Summary Analysis Louise Mallard has a weak heart. Her sister Josephine, who is worried that bad news will overwhelm Louise and worsen her condition, tells her as calmly as possible that her husband, Brently Mallard, has been killed in a train accident. Her physical weakness further encourages the people around her—like Richards and Josephine—to stifle her emotions and overprotect her.
Contact Author Kate Chopin puts a lot of detail in a very short story. Source Kate Chopin was a writer who was all but lost to the literary canon until her re-emergence and reclassification as a writer of importance starting in the s.
Though her works were written and published at the end of the 19th Century and the beginning of the 20th, her writing is surprisingly fresh and edgy. Kate Chopin pronounced like the composer "Showpan" has a modest canon of work with her most well-known piece being "The Awakening.
She dares to suggest that there is more to a woman than the role of a wife and mother. Summary In the opening of the story, Chopin lets the reader know that Mrs. Mallard was listed in the newspaper as having been killed in a train wreck earlier that day.
Mallard immediately started crying and then excused herself to her room. As she is in her room, she begins to realize that what she feels is not a paralyzing griefthe emotion she is supposed to have. Instead, she feels freedom.
She repeats to herself over and over again "Free, free, free. Mallard realizes that she loved her husband but it was oppressive to be a wife. She had no will of her own. She lived for someone else. Now that her husband is dead, she can live for herself.
Her sister comes to check on her but she assures her that she is fine. Mallard opens the door to her room and starts walking down the stairs with her sister.
|The Story of an Hour - Wikipedia||More about the location is not specified. It was reprinted in St.|
|SparkNotes: The Story of an Hour: Themes||This section may require copy editing for separating mix of summary and analysis. September Learn how and when to remove this template message "The Story of an Hour" expresses every emotion that Louise Mallard feels after she finds out about the death of her husband.|
|Related Questions||She was born on February 8, in St. Kate was very close to her maternal great-grandmother, Madame Charleville, who first introduced her to the world of storytelling.|
As she is coming down the stairs, the front door at the bottom opens. Brentley Mallard enters the house, unaware that there has even been a train accident or that he was listed among those killed. The sister screams and Richards tries to shield Mrs. Mallard but it is too late. Chopin notes that the doctors indicated "she had died of heart disease--of joy that kills.
What do they mean that she died from "the joy that kills? Because the characters are working with limited information, they make assumptions that the reader knows are false. What The Characters Know The reader comes to the story from a place of privilege.

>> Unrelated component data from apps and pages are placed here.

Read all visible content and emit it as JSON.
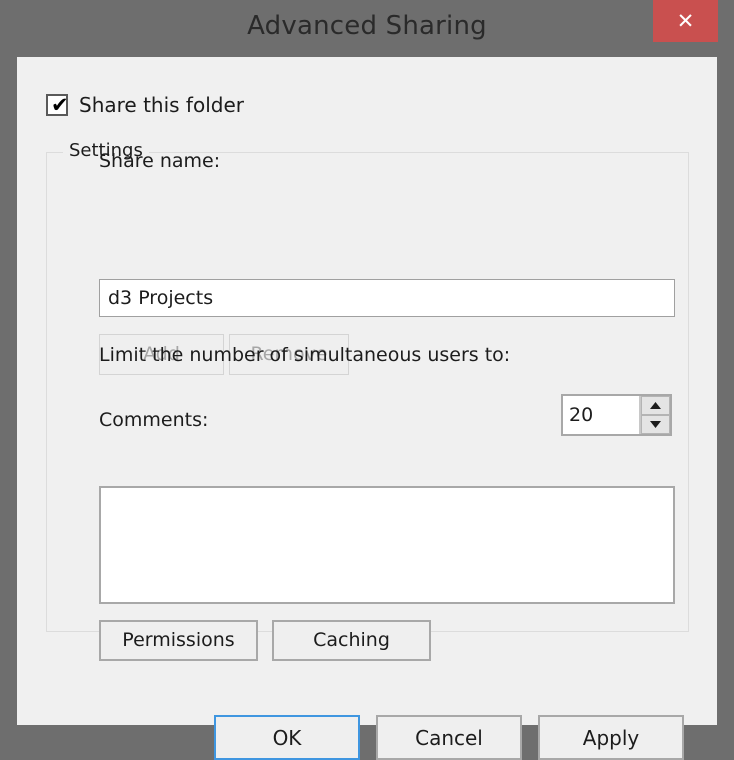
{
  "window": {
    "title": "Advanced Sharing",
    "close_label": "✕",
    "titlebar_color": "#6e6e6e",
    "close_button_color": "#c9504f",
    "client_background": "#f0f0f0"
  },
  "share_folder": {
    "label": "Share this folder",
    "checked": true,
    "check_glyph": "✔"
  },
  "settings": {
    "legend": "Settings",
    "share_name": {
      "label": "Share name:",
      "value": "d3 Projects",
      "placeholder": ""
    },
    "add_button": {
      "label": "Add",
      "enabled": false
    },
    "remove_button": {
      "label": "Remove",
      "enabled": false
    },
    "user_limit": {
      "label": "Limit the number of simultaneous users to:",
      "value": "20"
    },
    "comments": {
      "label": "Comments:",
      "value": "",
      "placeholder": ""
    },
    "permissions_button": "Permissions",
    "caching_button": "Caching"
  },
  "footer": {
    "ok_label": "OK",
    "cancel_label": "Cancel",
    "apply_label": "Apply",
    "focus_color": "#3f96e0"
  }
}
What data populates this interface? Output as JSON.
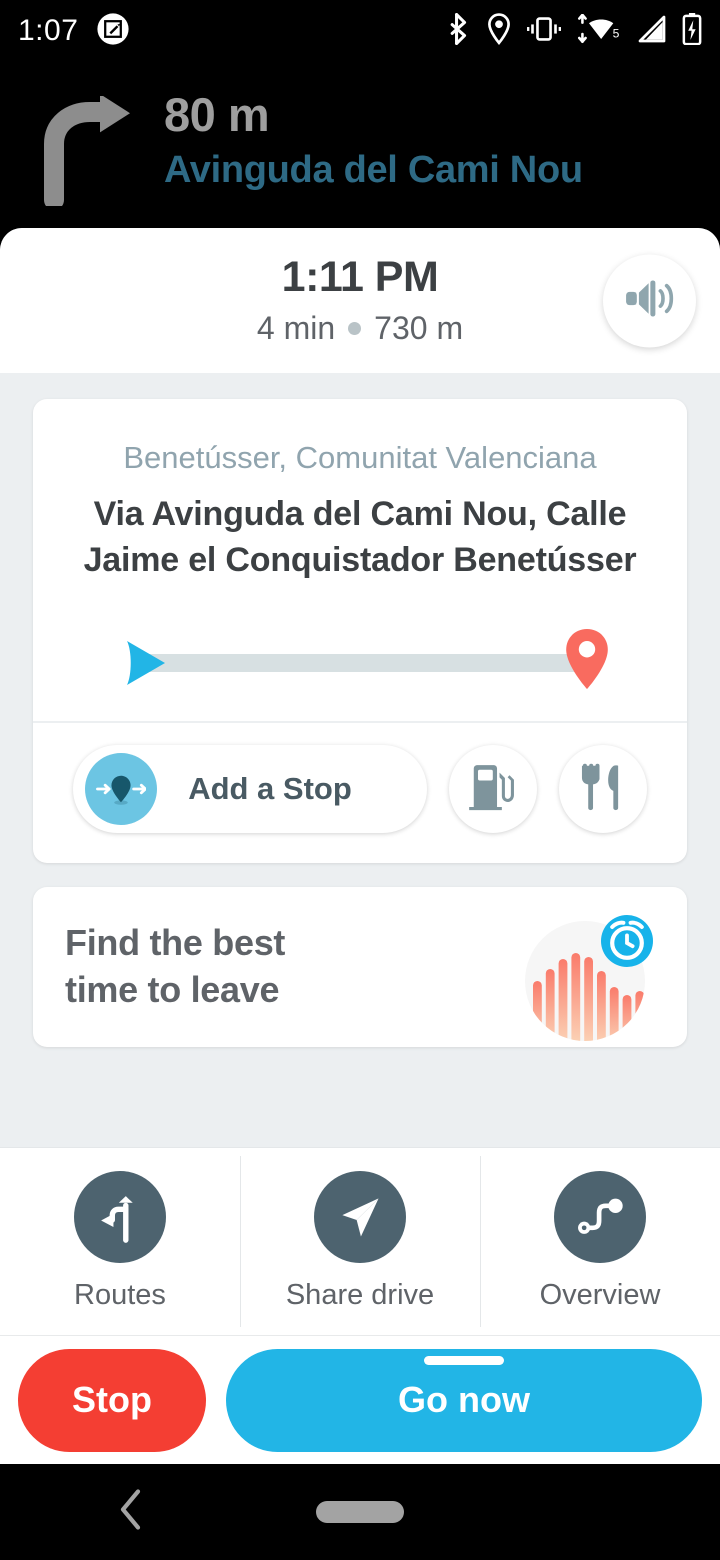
{
  "statusbar": {
    "clock": "1:07",
    "icons": [
      "screenshot-markup-icon",
      "bluetooth-icon",
      "location-icon",
      "vibrate-icon",
      "wifi-icon",
      "cellular-signal-icon",
      "battery-charging-icon"
    ],
    "wifi_badge": "5"
  },
  "nav_header": {
    "maneuver_icon": "turn-right-icon",
    "distance": "80 m",
    "street": "Avinguda del Cami Nou",
    "distance_color": "#9e9e9e",
    "street_color": "#2e6a85"
  },
  "eta": {
    "arrival_time": "1:11 PM",
    "duration": "4 min",
    "separator": "•",
    "distance": "730 m",
    "sound_button_label": "sound-on-icon"
  },
  "route_card": {
    "region": "Benetússer, Comunitat Valenciana",
    "via": "Via Avinguda del Cami Nou, Calle Jaime el Conquistador Benetússer",
    "progress": {
      "start_icon": "navigation-arrow-icon",
      "end_icon": "destination-pin-icon",
      "percent": 0,
      "track_color": "#d7e0e2",
      "start_color": "#22b5e6",
      "end_color": "#f96b5f"
    },
    "add_stop_label": "Add a Stop",
    "add_stop_icon": "add-stop-pin-icon",
    "gas_icon": "gas-station-icon",
    "food_icon": "restaurant-icon"
  },
  "leave_card": {
    "title_line1": "Find the best",
    "title_line2": "time to leave",
    "graphic": "traffic-histogram-with-alarm-clock-icon",
    "accent": "#17b3ea"
  },
  "action_bar": {
    "items": [
      {
        "label": "Routes",
        "icon": "routes-fork-icon"
      },
      {
        "label": "Share drive",
        "icon": "share-paper-plane-icon"
      },
      {
        "label": "Overview",
        "icon": "route-overview-icon"
      }
    ]
  },
  "bottom_buttons": {
    "stop_label": "Stop",
    "stop_color": "#f43e33",
    "go_label": "Go now",
    "go_color": "#22b5e6"
  },
  "navbar": {
    "back_icon": "back-chevron-icon",
    "home_icon": "home-pill-icon"
  }
}
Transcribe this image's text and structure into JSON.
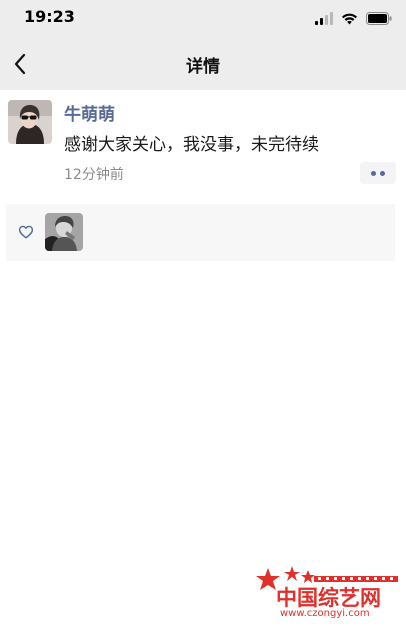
{
  "status_bar": {
    "time": "19:23",
    "icons": [
      "cellular-signal-icon",
      "wifi-icon",
      "battery-icon"
    ]
  },
  "nav": {
    "back_icon": "chevron-left-icon",
    "title": "详情"
  },
  "post": {
    "author": "牛萌萌",
    "content": "感谢大家关心，我没事，未完待续",
    "timestamp": "12分钟前",
    "more_icon": "more-dots-icon"
  },
  "likes": {
    "icon": "heart-outline-icon",
    "liker_count": 1
  },
  "watermark": {
    "title": "中国综艺网",
    "url": "www.czongyi.com"
  },
  "colors": {
    "bar_background": "#ededed",
    "author_name": "#576b95",
    "timestamp": "#8c8c8c",
    "likes_background": "#f7f7f7",
    "watermark_red": "#e0302c"
  }
}
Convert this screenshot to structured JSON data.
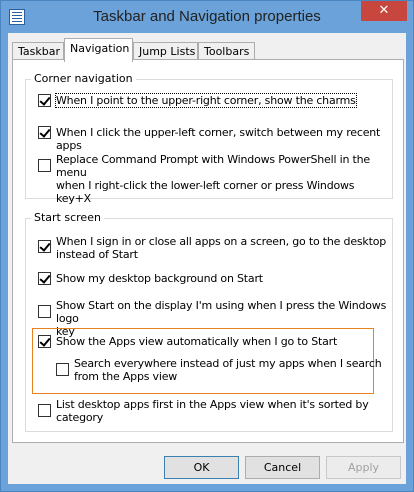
{
  "window": {
    "title": "Taskbar and Navigation properties",
    "close_glyph": "✕"
  },
  "tabs": [
    {
      "label": "Taskbar"
    },
    {
      "label": "Navigation"
    },
    {
      "label": "Jump Lists"
    },
    {
      "label": "Toolbars"
    }
  ],
  "corner": {
    "title": "Corner navigation",
    "options": [
      {
        "lines": [
          "When I point to the upper-right corner, show the charms"
        ],
        "checked": true
      },
      {
        "lines": [
          "When I click the upper-left corner, switch between my recent apps"
        ],
        "checked": true
      },
      {
        "lines": [
          "Replace Command Prompt with Windows PowerShell in the menu",
          "when I right-click the lower-left corner or press Windows key+X"
        ],
        "checked": false
      }
    ]
  },
  "start": {
    "title": "Start screen",
    "options": [
      {
        "lines": [
          "When I sign in or close all apps on a screen, go to the desktop",
          "instead of Start"
        ],
        "checked": true
      },
      {
        "lines": [
          "Show my desktop background on Start"
        ],
        "checked": true
      },
      {
        "lines": [
          "Show Start on the display I'm using when I press the Windows logo",
          "key"
        ],
        "checked": false
      },
      {
        "lines": [
          "Show the Apps view automatically when I go to Start"
        ],
        "checked": true
      },
      {
        "lines": [
          "Search everywhere instead of just my apps when I search",
          "from the Apps view"
        ],
        "checked": false
      },
      {
        "lines": [
          "List desktop apps first in the Apps view when it's sorted by",
          "category"
        ],
        "checked": false
      }
    ]
  },
  "buttons": {
    "ok": "OK",
    "cancel": "Cancel",
    "apply": "Apply"
  }
}
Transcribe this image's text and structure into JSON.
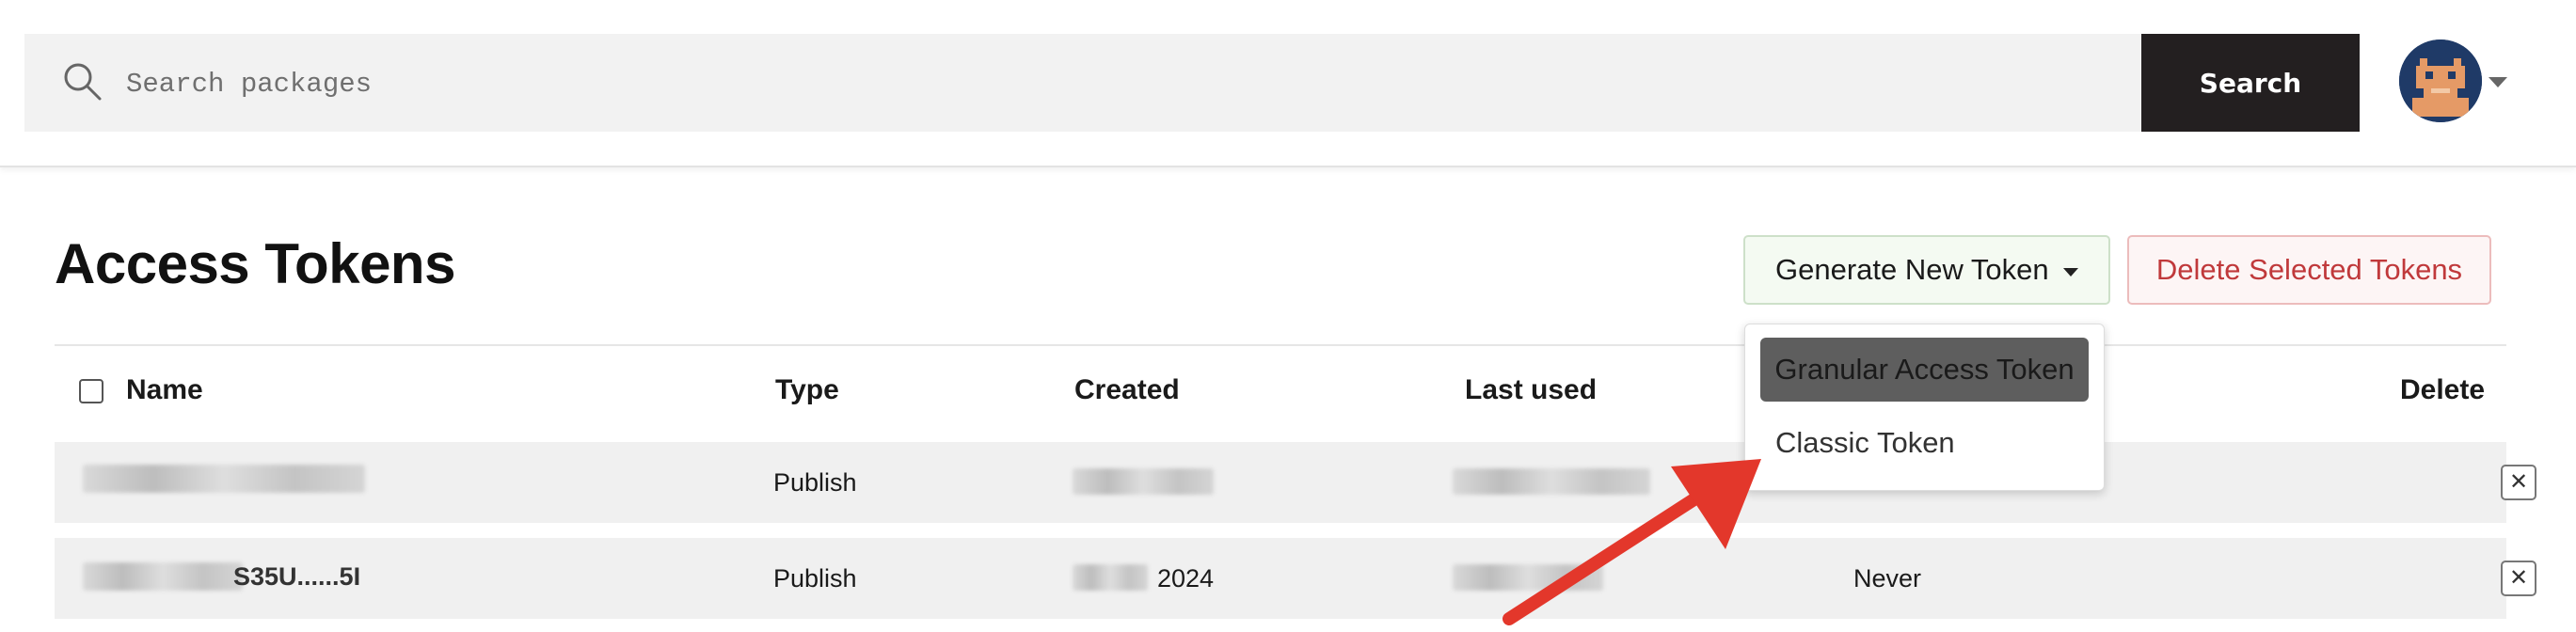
{
  "header": {
    "search_placeholder": "Search packages",
    "search_button": "Search",
    "avatar_icon": "pixel-avatar-icon"
  },
  "page": {
    "title": "Access Tokens",
    "generate_button": "Generate New Token",
    "delete_selected_button": "Delete Selected Tokens"
  },
  "table": {
    "columns": [
      "Name",
      "Type",
      "Created",
      "Last used",
      "Delete"
    ],
    "rows": [
      {
        "name": "",
        "type": "Publish",
        "created": "",
        "last_used": "",
        "expires": ""
      },
      {
        "name": "S35U......5I",
        "type": "Publish",
        "created": "2024",
        "last_used": "",
        "expires": "Never"
      }
    ]
  },
  "dropdown": {
    "items": [
      "Granular Access Token",
      "Classic Token"
    ]
  },
  "colors": {
    "search_button_bg": "#231f20",
    "delete_text": "#c0393b",
    "generate_bg": "#f4faf2",
    "annotation_arrow": "#e3372b"
  }
}
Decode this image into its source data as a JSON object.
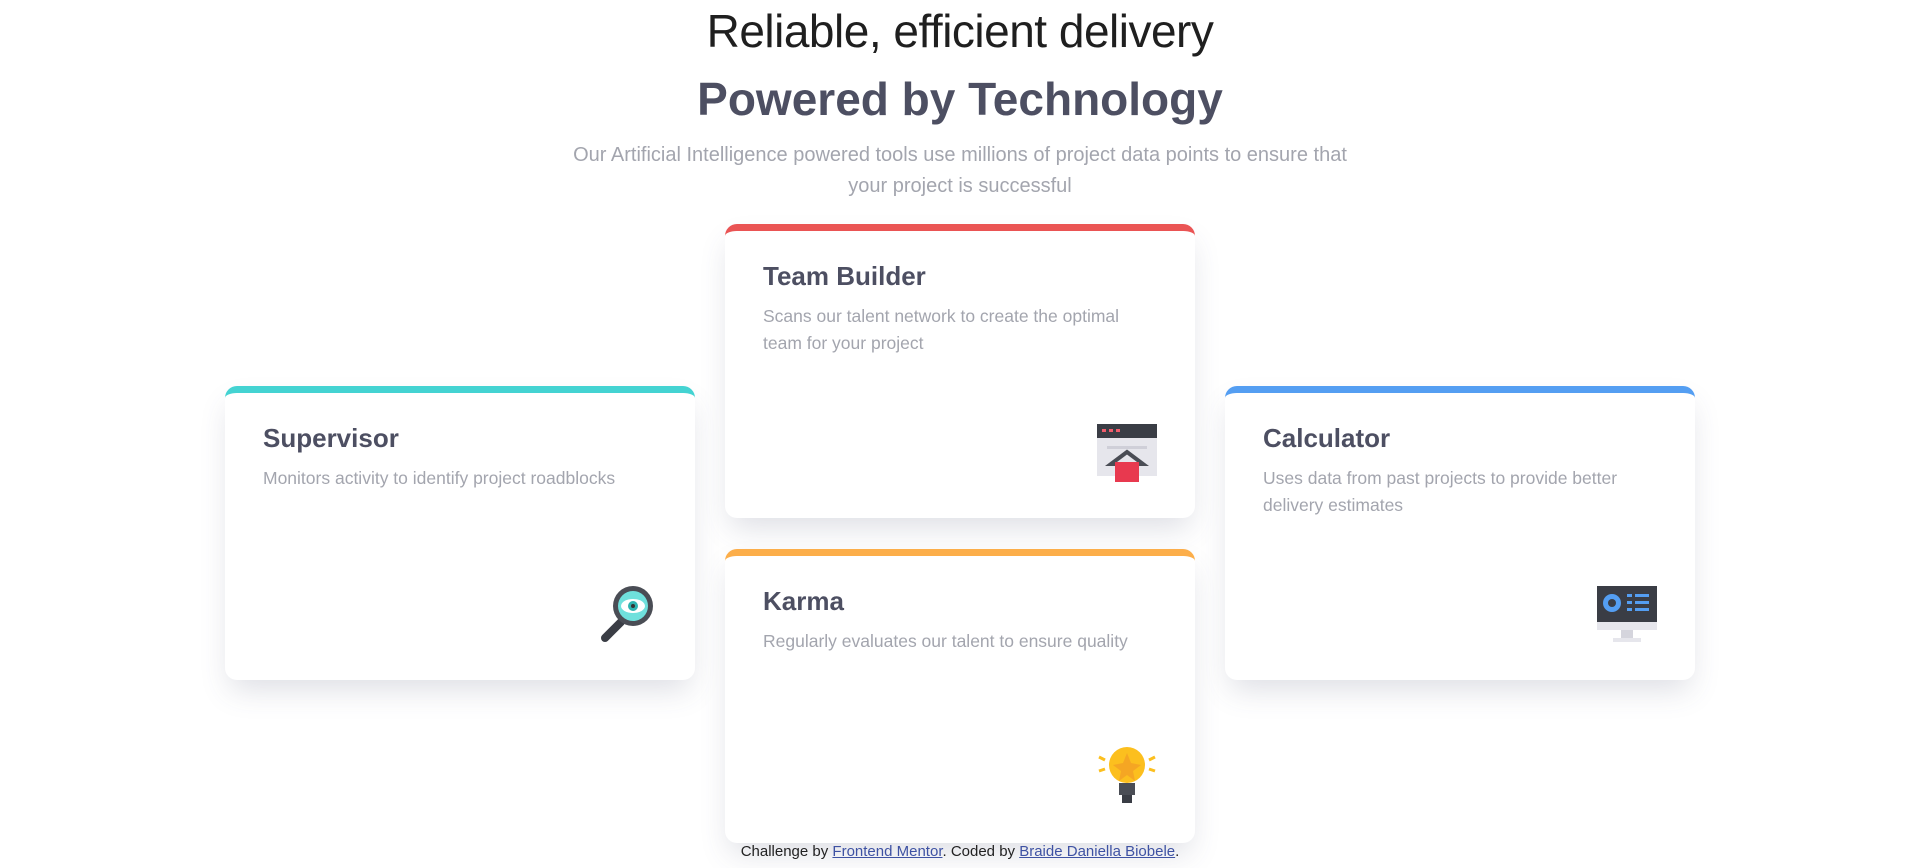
{
  "header": {
    "tagline": "Reliable, efficient delivery",
    "title": "Powered by Technology",
    "subtitle": "Our Artificial Intelligence powered tools use millions of project data points to ensure that your project is successful"
  },
  "cards": [
    {
      "title": "Supervisor",
      "description": "Monitors activity to identify project roadblocks",
      "icon": "magnifier-eye-icon",
      "accent": "#44d3d2"
    },
    {
      "title": "Team Builder",
      "description": "Scans our talent network to create the optimal team for your project",
      "icon": "browser-house-icon",
      "accent": "#ea5454"
    },
    {
      "title": "Karma",
      "description": "Regularly evaluates our talent to ensure quality",
      "icon": "lightbulb-icon",
      "accent": "#fcae4a"
    },
    {
      "title": "Calculator",
      "description": "Uses data from past projects to provide better delivery estimates",
      "icon": "monitor-chart-icon",
      "accent": "#549ef2"
    }
  ],
  "footer": {
    "prefix": "Challenge by ",
    "link1": "Frontend Mentor",
    "middle": ". Coded by ",
    "link2": "Braide Daniella Biobele",
    "suffix": "."
  }
}
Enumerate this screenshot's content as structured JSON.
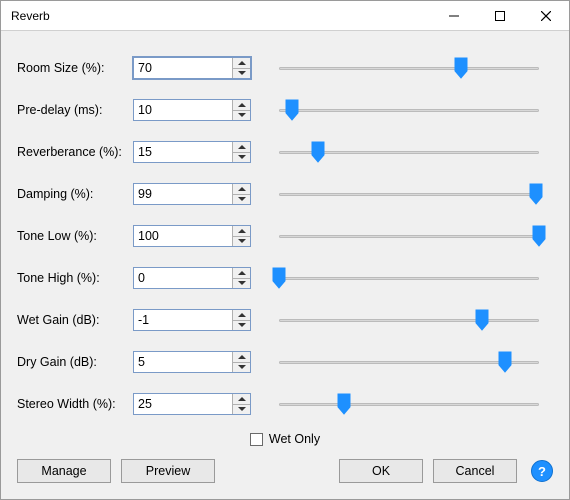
{
  "title": "Reverb",
  "params": [
    {
      "key": "room_size",
      "label": "Room Size (%):",
      "value": "70",
      "pct": 70
    },
    {
      "key": "pre_delay",
      "label": "Pre-delay (ms):",
      "value": "10",
      "pct": 5
    },
    {
      "key": "reverberance",
      "label": "Reverberance (%):",
      "value": "15",
      "pct": 15
    },
    {
      "key": "damping",
      "label": "Damping (%):",
      "value": "99",
      "pct": 99
    },
    {
      "key": "tone_low",
      "label": "Tone Low (%):",
      "value": "100",
      "pct": 100
    },
    {
      "key": "tone_high",
      "label": "Tone High (%):",
      "value": "0",
      "pct": 0
    },
    {
      "key": "wet_gain",
      "label": "Wet Gain (dB):",
      "value": "-1",
      "pct": 78
    },
    {
      "key": "dry_gain",
      "label": "Dry Gain (dB):",
      "value": "5",
      "pct": 87
    },
    {
      "key": "stereo_width",
      "label": "Stereo Width (%):",
      "value": "25",
      "pct": 25
    }
  ],
  "wet_only_label": "Wet Only",
  "wet_only_checked": false,
  "buttons": {
    "manage": "Manage",
    "preview": "Preview",
    "ok": "OK",
    "cancel": "Cancel",
    "help": "?"
  }
}
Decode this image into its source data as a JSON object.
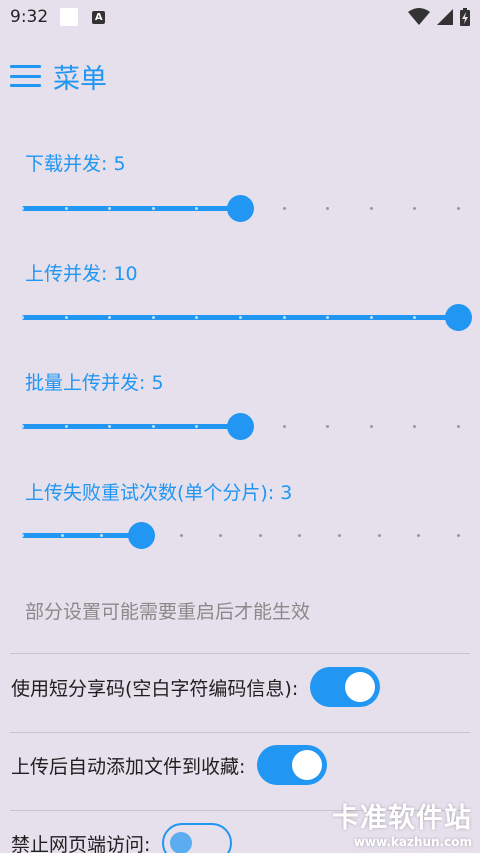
{
  "status_bar": {
    "time": "9:32",
    "icons": [
      "notification-square-icon",
      "a-badge-icon",
      "wifi-icon",
      "signal-icon",
      "battery-icon"
    ]
  },
  "app_bar": {
    "title": "菜单",
    "menu_icon": "hamburger-menu-icon"
  },
  "accent_color": "#2196f3",
  "sliders": [
    {
      "label": "下载并发: 5",
      "value": 5,
      "min": 0,
      "max": 10,
      "ticks": 11
    },
    {
      "label": "上传并发: 10",
      "value": 10,
      "min": 0,
      "max": 10,
      "ticks": 11
    },
    {
      "label": "批量上传并发: 5",
      "value": 5,
      "min": 0,
      "max": 10,
      "ticks": 11
    },
    {
      "label": "上传失败重试次数(单个分片): 3",
      "value": 3,
      "min": 0,
      "max": 11,
      "ticks": 12
    }
  ],
  "note": "部分设置可能需要重启后才能生效",
  "switches": [
    {
      "label": "使用短分享码(空白字符编码信息):",
      "on": true
    },
    {
      "label": "上传后自动添加文件到收藏:",
      "on": true
    },
    {
      "label": "禁止网页端访问:",
      "on": false
    }
  ],
  "watermark": {
    "main": "卡准软件站",
    "url": "www.kazhun.com"
  }
}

Richards and Josephine tell Mrs.
Mallard the news, witness her crying and then witness her going into her room and locking the door for an hour. They then see an emotionally worn out woman emerge from the room, walk down the stairs, see her husband coming through the door, and then drop dead from the shock.
It is only natural then that they make assumptions based both on what they witnessed and what they assume the natural feelings of a wife are supposed to be.
That she loves her husband. That she feels lost without him. That she is so happy to see him that the shock is more than her heart can take. And these are all fair assumptions to make based on the time period the story was published in and the role of a woman.Kate Chopin’s Short Stories Questions and Answers.
The Question and Answer section for Kate Chopin’s Short Stories is a great resource to ask questions, find answers, and discuss the novel.
LitCharts assigns a color and icon to each theme in The Story of an Hour, which you can use to track the themes throughout the work.
Women in 19th-Century Society In the late 19th century, much of American society held to the deep-seated belief that women were inferior to and should remain dependent upon husbands and other male figures.
The losses in Kate Chopin‟s life had serious impacts on her views and writing. For example, her father‟s death inspired her to write “The Story of an Hour,” which was the imagined effect she thought it would have on her mother.
“The Story of an Hour” suggests that marriage, regardless of the good intentions of the people it joins, necessarily results in repression and a loss of freedom. The story plays with both. - “The Story of an Hour” by Kate Chopin “The Story of an Hour” by Kate Chopin is very intriguing, not only because of the emotional change Louise Mallard goes through the hour after her husband’s tragic death but also the way Chopin uses irony in the story.
“The Story of an Hour” is Kate Chopin’s short story about the thoughts of a woman after she is told that her husband has died in an accident.
The story first appeared in Vogue in and is today one of Chopin’s most popular works.